§ **EXERCISE INPUT**:
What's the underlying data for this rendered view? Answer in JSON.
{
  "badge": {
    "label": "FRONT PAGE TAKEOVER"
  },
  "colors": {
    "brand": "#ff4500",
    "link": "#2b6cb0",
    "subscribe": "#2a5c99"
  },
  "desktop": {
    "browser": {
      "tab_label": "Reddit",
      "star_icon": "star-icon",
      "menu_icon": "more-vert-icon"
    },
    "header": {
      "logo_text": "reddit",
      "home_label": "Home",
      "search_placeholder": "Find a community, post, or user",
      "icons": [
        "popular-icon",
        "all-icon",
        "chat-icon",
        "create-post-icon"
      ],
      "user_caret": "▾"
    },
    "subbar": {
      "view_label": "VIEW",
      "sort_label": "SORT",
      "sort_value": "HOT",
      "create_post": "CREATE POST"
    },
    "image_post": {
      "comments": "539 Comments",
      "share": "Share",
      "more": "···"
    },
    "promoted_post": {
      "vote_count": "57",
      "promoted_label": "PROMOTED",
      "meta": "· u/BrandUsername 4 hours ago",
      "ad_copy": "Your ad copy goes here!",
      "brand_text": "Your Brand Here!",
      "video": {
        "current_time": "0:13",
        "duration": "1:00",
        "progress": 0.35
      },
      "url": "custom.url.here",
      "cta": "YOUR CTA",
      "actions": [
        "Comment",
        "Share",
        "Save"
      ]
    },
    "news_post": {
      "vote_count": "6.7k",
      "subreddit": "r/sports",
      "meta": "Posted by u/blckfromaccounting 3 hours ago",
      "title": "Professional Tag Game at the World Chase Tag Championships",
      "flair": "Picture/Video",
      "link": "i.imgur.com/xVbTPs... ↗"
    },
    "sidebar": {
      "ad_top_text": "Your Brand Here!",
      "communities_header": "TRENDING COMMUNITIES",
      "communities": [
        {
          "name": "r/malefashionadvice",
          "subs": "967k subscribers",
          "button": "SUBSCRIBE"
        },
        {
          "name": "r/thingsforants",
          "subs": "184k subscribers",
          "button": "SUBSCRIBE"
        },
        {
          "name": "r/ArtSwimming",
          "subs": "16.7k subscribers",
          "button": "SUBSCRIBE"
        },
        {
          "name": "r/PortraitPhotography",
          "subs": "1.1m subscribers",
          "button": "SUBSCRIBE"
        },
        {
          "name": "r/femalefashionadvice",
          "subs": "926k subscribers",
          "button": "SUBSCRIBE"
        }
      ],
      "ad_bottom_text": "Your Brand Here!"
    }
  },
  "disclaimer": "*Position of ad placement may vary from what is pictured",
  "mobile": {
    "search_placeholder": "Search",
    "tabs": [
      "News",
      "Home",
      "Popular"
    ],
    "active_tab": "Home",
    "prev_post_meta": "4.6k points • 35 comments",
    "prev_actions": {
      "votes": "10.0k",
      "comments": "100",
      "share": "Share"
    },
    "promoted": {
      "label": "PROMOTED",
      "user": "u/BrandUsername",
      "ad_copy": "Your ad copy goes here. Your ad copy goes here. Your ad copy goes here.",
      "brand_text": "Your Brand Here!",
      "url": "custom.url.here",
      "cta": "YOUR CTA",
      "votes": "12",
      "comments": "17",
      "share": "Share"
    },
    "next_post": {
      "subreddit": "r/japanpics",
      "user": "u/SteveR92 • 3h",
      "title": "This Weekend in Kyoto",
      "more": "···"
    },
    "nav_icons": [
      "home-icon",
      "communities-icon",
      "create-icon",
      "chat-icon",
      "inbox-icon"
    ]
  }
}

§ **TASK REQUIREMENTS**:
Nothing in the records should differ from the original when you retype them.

§ **OUTPUT FOR THIS TASK**:
What's the underlying data for this rendered view? Answer in JSON.
{
  "badge": {
    "label": "FRONT PAGE TAKEOVER"
  },
  "colors": {
    "brand": "#ff4500",
    "link": "#2b6cb0",
    "subscribe": "#2a5c99"
  },
  "desktop": {
    "browser": {
      "tab_label": "Reddit",
      "star_icon": "star-icon",
      "menu_icon": "more-vert-icon"
    },
    "header": {
      "logo_text": "reddit",
      "home_label": "Home",
      "search_placeholder": "Find a community, post, or user",
      "icons": [
        "popular-icon",
        "all-icon",
        "chat-icon",
        "create-post-icon"
      ],
      "user_caret": "▾"
    },
    "subbar": {
      "view_label": "VIEW",
      "sort_label": "SORT",
      "sort_value": "HOT",
      "create_post": "CREATE POST"
    },
    "image_post": {
      "comments": "539 Comments",
      "share": "Share",
      "more": "···"
    },
    "promoted_post": {
      "vote_count": "57",
      "promoted_label": "PROMOTED",
      "meta": "· u/BrandUsername 4 hours ago",
      "ad_copy": "Your ad copy goes here!",
      "brand_text": "Your Brand Here!",
      "video": {
        "current_time": "0:13",
        "duration": "1:00",
        "progress": 0.35
      },
      "url": "custom.url.here",
      "cta": "YOUR CTA",
      "actions": [
        "Comment",
        "Share",
        "Save"
      ]
    },
    "news_post": {
      "vote_count": "6.7k",
      "subreddit": "r/sports",
      "meta": "Posted by u/blckfromaccounting 3 hours ago",
      "title": "Professional Tag Game at the World Chase Tag Championships",
      "flair": "Picture/Video",
      "link": "i.imgur.com/xVbTPs... ↗"
    },
    "sidebar": {
      "ad_top_text": "Your Brand Here!",
      "communities_header": "TRENDING COMMUNITIES",
      "communities": [
        {
          "name": "r/malefashionadvice",
          "subs": "967k subscribers",
          "button": "SUBSCRIBE"
        },
        {
          "name": "r/thingsforants",
          "subs": "184k subscribers",
          "button": "SUBSCRIBE"
        },
        {
          "name": "r/ArtSwimming",
          "subs": "16.7k subscribers",
          "button": "SUBSCRIBE"
        },
        {
          "name": "r/PortraitPhotography",
          "subs": "1.1m subscribers",
          "button": "SUBSCRIBE"
        },
        {
          "name": "r/femalefashionadvice",
          "subs": "926k subscribers",
          "button": "SUBSCRIBE"
        }
      ],
      "ad_bottom_text": "Your Brand Here!"
    }
  },
  "disclaimer": "*Position of ad placement may vary from what is pictured",
  "mobile": {
    "search_placeholder": "Search",
    "tabs": [
      "News",
      "Home",
      "Popular"
    ],
    "active_tab": "Home",
    "prev_post_meta": "4.6k points • 35 comments",
    "prev_actions": {
      "votes": "10.0k",
      "comments": "100",
      "share": "Share"
    },
    "promoted": {
      "label": "PROMOTED",
      "user": "u/BrandUsername",
      "ad_copy": "Your ad copy goes here. Your ad copy goes here. Your ad copy goes here.",
      "brand_text": "Your Brand Here!",
      "url": "custom.url.here",
      "cta": "YOUR CTA",
      "votes": "12",
      "comments": "17",
      "share": "Share"
    },
    "next_post": {
      "subreddit": "r/japanpics",
      "user": "u/SteveR92 • 3h",
      "title": "This Weekend in Kyoto",
      "more": "···"
    },
    "nav_icons": [
      "home-icon",
      "communities-icon",
      "create-icon",
      "chat-icon",
      "inbox-icon"
    ]
  }
}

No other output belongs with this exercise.